making books personal: internet progress reasons i suck words
by Harry Connolly
(I’m posting this to share my experience, not to solicit advice. If others want to share their experiences, too, I’d love it, but no advice, please.)
“It’s called willpower,” Colson Whitehead says in this PW article about… well, about many things, only one of which is the need some writers have of hiding themselves away in a hostage pit because they can’t handle distraction.
I’m one of those writers, and I freely admit that it embarrasses me. When the writing gets really difficult, I find it very difficult to focus on the problems and opportunities there, and all too easy to check my emails, or Twitter, or my LiveJournal friends list.
It used to be that I could hide at Starbucks. They charged for wi-fi and I’m too cheap to pay for my procrastination… then they backed down and offered it for free. Soon I was checking my emails, just in case something important came in, and are there new posts on LJ? Oh, what crazy shit has so-and-so said about books this time? An article on health care reform! It’s my duty as a citizen to stay up-to-date on politics, and besides I can read it while this funny video loads.
And don’t forget that I need things to blog about other than the usual I’m-tired-my-butt-itches crap. Links for the Randomness posts! Op-eds to disagree with! Movies to pick apart!
Except that I didn’t really need any of that. What I needed was time and quiet space to work. I don’t need a physically quiet space, but I do need one where my jump-around brain won’t latch onto something interesting and easy, like my Twitter timeline or the book I’m reading.

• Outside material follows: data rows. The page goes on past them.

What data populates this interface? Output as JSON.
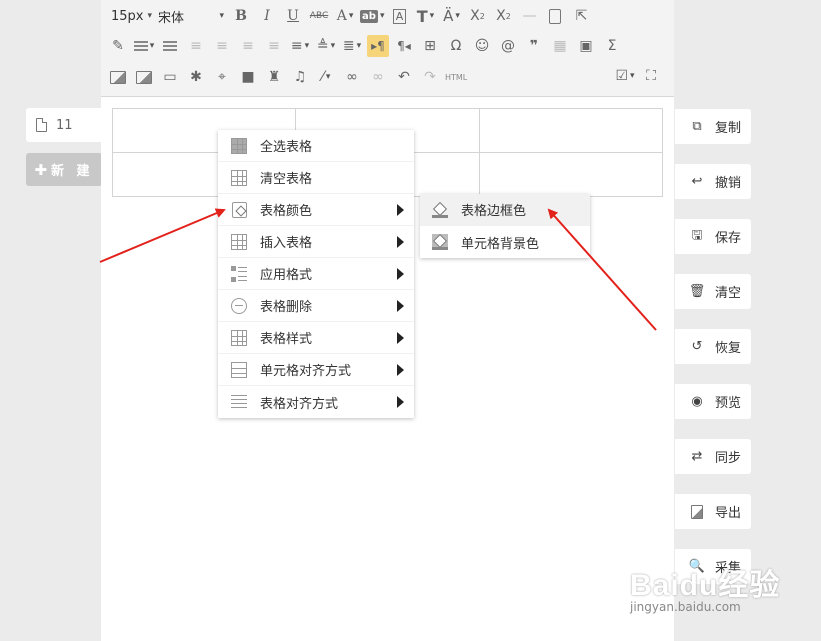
{
  "sidebar": {
    "doc_tab_label": "11",
    "new_button_label": "新 建"
  },
  "toolbar": {
    "font_size": "15px",
    "font_name": "宋体",
    "html_label": "HTML"
  },
  "context_menu": {
    "items": [
      {
        "label": "全选表格",
        "icon": "table-grid-icon",
        "has_submenu": false
      },
      {
        "label": "清空表格",
        "icon": "table-clear-icon",
        "has_submenu": false
      },
      {
        "label": "表格颜色",
        "icon": "table-color-icon",
        "has_submenu": true
      },
      {
        "label": "插入表格",
        "icon": "table-insert-icon",
        "has_submenu": true
      },
      {
        "label": "应用格式",
        "icon": "format-icon",
        "has_submenu": true
      },
      {
        "label": "表格删除",
        "icon": "minus-circle-icon",
        "has_submenu": true
      },
      {
        "label": "表格样式",
        "icon": "table-style-icon",
        "has_submenu": true
      },
      {
        "label": "单元格对齐方式",
        "icon": "cell-align-icon",
        "has_submenu": true
      },
      {
        "label": "表格对齐方式",
        "icon": "table-align-icon",
        "has_submenu": true
      }
    ]
  },
  "submenu": {
    "items": [
      {
        "label": "表格边框色",
        "icon": "paint-bucket-icon"
      },
      {
        "label": "单元格背景色",
        "icon": "paint-bucket-fill-icon"
      }
    ]
  },
  "actions": [
    {
      "label": "复制",
      "icon": "copy-icon"
    },
    {
      "label": "撤销",
      "icon": "undo-icon"
    },
    {
      "label": "保存",
      "icon": "save-icon"
    },
    {
      "label": "清空",
      "icon": "trash-icon"
    },
    {
      "label": "恢复",
      "icon": "restore-icon"
    },
    {
      "label": "预览",
      "icon": "eye-icon"
    },
    {
      "label": "同步",
      "icon": "sync-icon"
    },
    {
      "label": "导出",
      "icon": "export-image-icon"
    },
    {
      "label": "采集",
      "icon": "search-icon"
    }
  ],
  "watermark": {
    "brand": "Baidu经验",
    "url": "jingyan.baidu.com"
  },
  "colors": {
    "annotation_arrow": "#e3211b",
    "active_tool": "#f5d47a"
  }
}
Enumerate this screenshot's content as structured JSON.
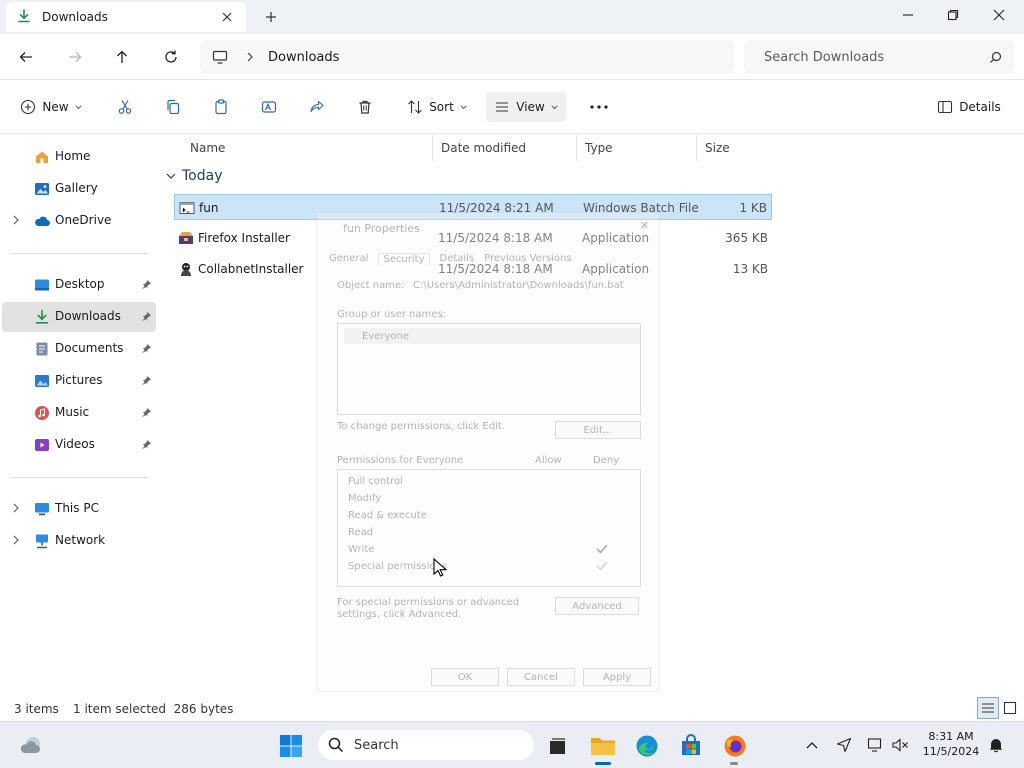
{
  "window": {
    "tab_title": "Downloads",
    "tab_icon": "downloads-arrow-icon",
    "controls": [
      "minimize-icon",
      "maximize-icon",
      "close-icon"
    ]
  },
  "address": {
    "breadcrumb": "Downloads",
    "search_placeholder": "Search Downloads"
  },
  "toolbar": {
    "new_label": "New",
    "sort_label": "Sort",
    "view_label": "View",
    "details_label": "Details"
  },
  "sidebar": {
    "quick": [
      {
        "label": "Home",
        "icon": "home-icon"
      },
      {
        "label": "Gallery",
        "icon": "gallery-icon"
      },
      {
        "label": "OneDrive",
        "icon": "onedrive-cloud-icon"
      }
    ],
    "pinned": [
      {
        "label": "Desktop",
        "icon": "desktop-icon"
      },
      {
        "label": "Downloads",
        "icon": "downloads-icon"
      },
      {
        "label": "Documents",
        "icon": "documents-icon"
      },
      {
        "label": "Pictures",
        "icon": "pictures-icon"
      },
      {
        "label": "Music",
        "icon": "music-icon"
      },
      {
        "label": "Videos",
        "icon": "videos-icon"
      }
    ],
    "devices": [
      {
        "label": "This PC",
        "icon": "this-pc-icon"
      },
      {
        "label": "Network",
        "icon": "network-icon"
      }
    ]
  },
  "filelist": {
    "columns": {
      "name": "Name",
      "date": "Date modified",
      "type": "Type",
      "size": "Size"
    },
    "group_label": "Today",
    "files": [
      {
        "name": "fun",
        "date": "11/5/2024 8:21 AM",
        "type": "Windows Batch File",
        "size": "1 KB"
      },
      {
        "name": "Firefox Installer",
        "date": "11/5/2024 8:18 AM",
        "type": "Application",
        "size": "365 KB"
      },
      {
        "name": "CollabnetInstaller",
        "date": "11/5/2024 8:18 AM",
        "type": "Application",
        "size": "13 KB"
      }
    ]
  },
  "dialog": {
    "title": "fun Properties",
    "tabs": [
      "General",
      "Security",
      "Details",
      "Previous Versions"
    ],
    "object_label": "Object name:",
    "object_path": "C:\\Users\\Administrator\\Downloads\\fun.bat",
    "group_label": "Group or user names:",
    "user_entry": "Everyone",
    "change_hint": "To change permissions, click Edit.",
    "edit_button": "Edit...",
    "permissions_label": "Permissions for Everyone",
    "allow_label": "Allow",
    "deny_label": "Deny",
    "permissions": [
      "Full control",
      "Modify",
      "Read & execute",
      "Read",
      "Write",
      "Special permissions"
    ],
    "special_hint": "For special permissions or advanced settings, click Advanced.",
    "advanced_button": "Advanced",
    "ok_button": "OK",
    "cancel_button": "Cancel",
    "apply_button": "Apply"
  },
  "status": {
    "item_count": "3 items",
    "selection": "1 item selected  286 bytes"
  },
  "taskbar": {
    "search_label": "Search",
    "time": "8:31 AM",
    "date": "11/5/2024"
  },
  "colors": {
    "selection_bg": "#cce4f7",
    "selection_border": "#99c9ef",
    "accent": "#0067c0",
    "folder_yellow": "#f5c245",
    "nav_selected": "#e2e2e2"
  }
}
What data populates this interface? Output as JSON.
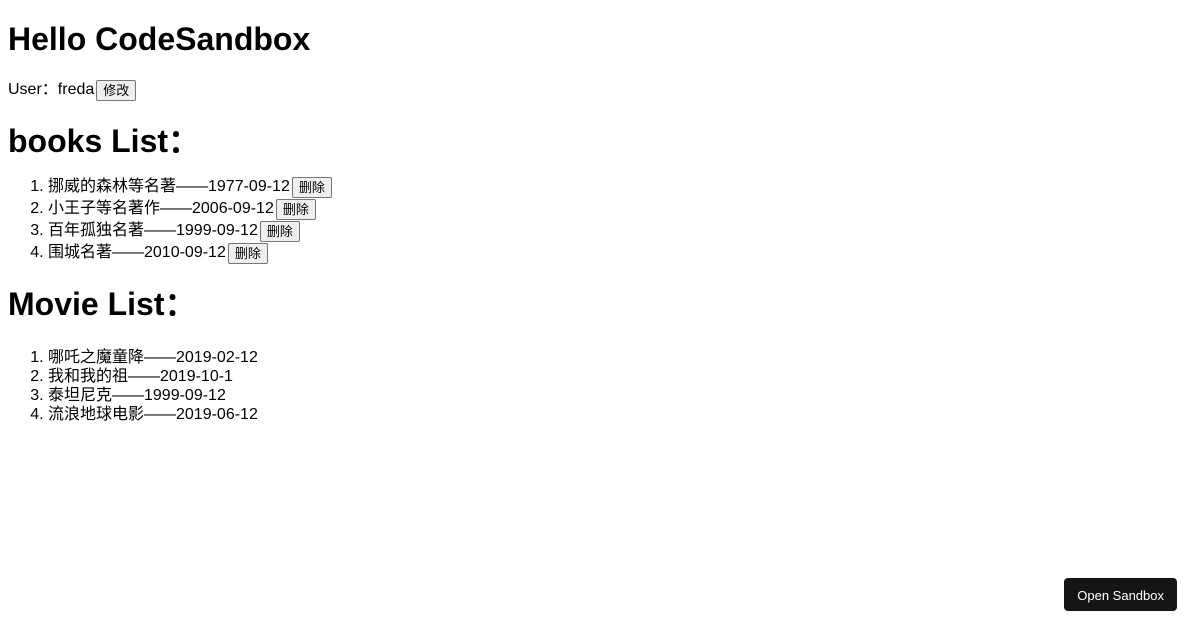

There was a Radiolab from a while back that talked about the bargains creative people have to make. It’s worth listening to, maybe while you’re doing dishes or something. For me, it’s helped me work out a new plan to increase my productivity: just like all those people who put A WOMAN UNDER THE INFLUENCE in their Netflix queue as something they’ll watch someday way out in the future while continually picking THE HANGOVER or DRIVE ANGRY for what they want to watch right now, it’s easy for me to plan virtue way in advance, but nearly impossible to grasp it in the moment. If I could be trusted to back up my own material manually, I’d crack the case of my laptop and pith my wi-fi connection. Since I can’t, I use Dropbox.
So I turn my laptop on the night before and set Mac Freedom for six hours. Maybe eight, but usually six.
That’s long enough for me to do my pages, then revise one of my old short stories for a self-pub collection I’m considering, and that’s it. I can reboot if I want to check my email at the library or whatever, or I can come straight home and wait for the timer to run out, at which point the household wi-fi handles all the backing up.
But that’s the best work around I can come up with at the moment. My brain has a hard time staying on task, and talking about willpower misses the point. If I’m hungry, tired, cold, or depressed, I can write. Adversity I can handle. What I have a hard time with, apparently, is fun, luxury, pleasure, and comfort. Those are the things that will ruin me.